■ Problem to solve ■
Could you write the entries out again, exactly as they appear?

■ Data in this exercise ■
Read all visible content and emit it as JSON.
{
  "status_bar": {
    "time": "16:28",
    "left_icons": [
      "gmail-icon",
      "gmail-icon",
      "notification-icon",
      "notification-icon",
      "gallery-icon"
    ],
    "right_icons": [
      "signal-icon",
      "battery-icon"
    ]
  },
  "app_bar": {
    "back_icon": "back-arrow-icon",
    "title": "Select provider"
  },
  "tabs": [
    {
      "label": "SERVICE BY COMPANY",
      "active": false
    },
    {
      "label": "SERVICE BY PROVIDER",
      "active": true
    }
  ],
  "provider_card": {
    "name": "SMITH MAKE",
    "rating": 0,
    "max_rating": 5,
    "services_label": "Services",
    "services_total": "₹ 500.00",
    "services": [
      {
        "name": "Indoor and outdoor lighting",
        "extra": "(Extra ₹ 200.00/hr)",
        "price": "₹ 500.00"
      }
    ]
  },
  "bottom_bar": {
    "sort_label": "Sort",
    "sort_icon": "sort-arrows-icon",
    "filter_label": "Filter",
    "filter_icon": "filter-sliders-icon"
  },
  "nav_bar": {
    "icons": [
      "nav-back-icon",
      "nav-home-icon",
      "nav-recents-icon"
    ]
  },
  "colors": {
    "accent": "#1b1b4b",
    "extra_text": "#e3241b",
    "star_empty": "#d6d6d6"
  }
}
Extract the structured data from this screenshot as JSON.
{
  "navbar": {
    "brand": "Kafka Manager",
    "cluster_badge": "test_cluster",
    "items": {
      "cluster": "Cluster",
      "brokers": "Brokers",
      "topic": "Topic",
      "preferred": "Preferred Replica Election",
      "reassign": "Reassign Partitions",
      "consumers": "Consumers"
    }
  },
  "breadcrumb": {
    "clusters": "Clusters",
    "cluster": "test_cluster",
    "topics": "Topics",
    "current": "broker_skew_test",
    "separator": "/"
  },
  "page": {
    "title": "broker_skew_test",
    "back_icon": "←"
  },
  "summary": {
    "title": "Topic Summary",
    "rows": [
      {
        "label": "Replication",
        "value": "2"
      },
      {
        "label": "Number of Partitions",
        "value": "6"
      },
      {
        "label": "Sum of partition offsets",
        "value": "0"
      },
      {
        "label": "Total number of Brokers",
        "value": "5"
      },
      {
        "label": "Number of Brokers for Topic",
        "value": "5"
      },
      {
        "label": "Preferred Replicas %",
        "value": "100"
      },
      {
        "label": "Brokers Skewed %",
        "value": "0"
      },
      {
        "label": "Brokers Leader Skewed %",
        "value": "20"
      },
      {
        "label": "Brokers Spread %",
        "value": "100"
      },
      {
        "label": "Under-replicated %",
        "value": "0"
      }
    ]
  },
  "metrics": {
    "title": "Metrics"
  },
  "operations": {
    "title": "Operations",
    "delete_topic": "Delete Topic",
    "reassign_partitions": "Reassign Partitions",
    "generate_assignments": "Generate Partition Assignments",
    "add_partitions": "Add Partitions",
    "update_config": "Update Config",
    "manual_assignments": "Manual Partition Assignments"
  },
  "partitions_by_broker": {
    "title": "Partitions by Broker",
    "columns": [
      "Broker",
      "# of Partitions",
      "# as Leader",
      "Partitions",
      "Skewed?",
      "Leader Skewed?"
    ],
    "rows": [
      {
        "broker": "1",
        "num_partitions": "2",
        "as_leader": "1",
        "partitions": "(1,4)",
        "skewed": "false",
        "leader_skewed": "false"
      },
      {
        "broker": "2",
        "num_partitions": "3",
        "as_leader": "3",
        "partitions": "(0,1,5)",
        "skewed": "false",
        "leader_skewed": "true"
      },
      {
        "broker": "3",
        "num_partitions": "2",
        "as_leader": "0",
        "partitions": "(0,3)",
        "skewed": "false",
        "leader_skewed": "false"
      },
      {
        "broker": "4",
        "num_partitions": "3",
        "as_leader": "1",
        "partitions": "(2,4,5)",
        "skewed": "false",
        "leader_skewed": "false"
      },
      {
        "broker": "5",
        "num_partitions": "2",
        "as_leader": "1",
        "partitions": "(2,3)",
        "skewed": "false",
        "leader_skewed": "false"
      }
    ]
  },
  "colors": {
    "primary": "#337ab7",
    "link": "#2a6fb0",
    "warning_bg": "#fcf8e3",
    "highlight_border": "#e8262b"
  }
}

■ Response for this exercise ■
Read all visible content and emit it as JSON.
{
  "status_bar": {
    "time": "16:28",
    "left_icons": [
      "gmail-icon",
      "gmail-icon",
      "notification-icon",
      "notification-icon",
      "gallery-icon"
    ],
    "right_icons": [
      "signal-icon",
      "battery-icon"
    ]
  },
  "app_bar": {
    "back_icon": "back-arrow-icon",
    "title": "Select provider"
  },
  "tabs": [
    {
      "label": "SERVICE BY COMPANY",
      "active": false
    },
    {
      "label": "SERVICE BY PROVIDER",
      "active": true
    }
  ],
  "provider_card": {
    "name": "SMITH MAKE",
    "rating": 0,
    "max_rating": 5,
    "services_label": "Services",
    "services_total": "₹ 500.00",
    "services": [
      {
        "name": "Indoor and outdoor lighting",
        "extra": "(Extra ₹ 200.00/hr)",
        "price": "₹ 500.00"
      }
    ]
  },
  "bottom_bar": {
    "sort_label": "Sort",
    "sort_icon": "sort-arrows-icon",
    "filter_label": "Filter",
    "filter_icon": "filter-sliders-icon"
  },
  "nav_bar": {
    "icons": [
      "nav-back-icon",
      "nav-home-icon",
      "nav-recents-icon"
    ]
  },
  "colors": {
    "accent": "#1b1b4b",
    "extra_text": "#e3241b",
    "star_empty": "#d6d6d6"
  }
}
Extract the structured data from this screenshot as JSON.
{
  "navbar": {
    "brand": "Kafka Manager",
    "cluster_badge": "test_cluster",
    "items": {
      "cluster": "Cluster",
      "brokers": "Brokers",
      "topic": "Topic",
      "preferred": "Preferred Replica Election",
      "reassign": "Reassign Partitions",
      "consumers": "Consumers"
    }
  },
  "breadcrumb": {
    "clusters": "Clusters",
    "cluster": "test_cluster",
    "topics": "Topics",
    "current": "broker_skew_test",
    "separator": "/"
  },
  "page": {
    "title": "broker_skew_test",
    "back_icon": "←"
  },
  "summary": {
    "title": "Topic Summary",
    "rows": [
      {
        "label": "Replication",
        "value": "2"
      },
      {
        "label": "Number of Partitions",
        "value": "6"
      },
      {
        "label": "Sum of partition offsets",
        "value": "0"
      },
      {
        "label": "Total number of Brokers",
        "value": "5"
      },
      {
        "label": "Number of Brokers for Topic",
        "value": "5"
      },
      {
        "label": "Preferred Replicas %",
        "value": "100"
      },
      {
        "label": "Brokers Skewed %",
        "value": "0"
      },
      {
        "label": "Brokers Leader Skewed %",
        "value": "20"
      },
      {
        "label": "Brokers Spread %",
        "value": "100"
      },
      {
        "label": "Under-replicated %",
        "value": "0"
      }
    ]
  },
  "metrics": {
    "title": "Metrics"
  },
  "operations": {
    "title": "Operations",
    "delete_topic": "Delete Topic",
    "reassign_partitions": "Reassign Partitions",
    "generate_assignments": "Generate Partition Assignments",
    "add_partitions": "Add Partitions",
    "update_config": "Update Config",
    "manual_assignments": "Manual Partition Assignments"
  },
  "partitions_by_broker": {
    "title": "Partitions by Broker",
    "columns": [
      "Broker",
      "# of Partitions",
      "# as Leader",
      "Partitions",
      "Skewed?",
      "Leader Skewed?"
    ],
    "rows": [
      {
        "broker": "1",
        "num_partitions": "2",
        "as_leader": "1",
        "partitions": "(1,4)",
        "skewed": "false",
        "leader_skewed": "false"
      },
      {
        "broker": "2",
        "num_partitions": "3",
        "as_leader": "3",
        "partitions": "(0,1,5)",
        "skewed": "false",
        "leader_skewed": "true"
      },
      {
        "broker": "3",
        "num_partitions": "2",
        "as_leader": "0",
        "partitions": "(0,3)",
        "skewed": "false",
        "leader_skewed": "false"
      },
      {
        "broker": "4",
        "num_partitions": "3",
        "as_leader": "1",
        "partitions": "(2,4,5)",
        "skewed": "false",
        "leader_skewed": "false"
      },
      {
        "broker": "5",
        "num_partitions": "2",
        "as_leader": "1",
        "partitions": "(2,3)",
        "skewed": "false",
        "leader_skewed": "false"
      }
    ]
  },
  "colors": {
    "primary": "#337ab7",
    "link": "#2a6fb0",
    "warning_bg": "#fcf8e3",
    "highlight_border": "#e8262b"
  }
}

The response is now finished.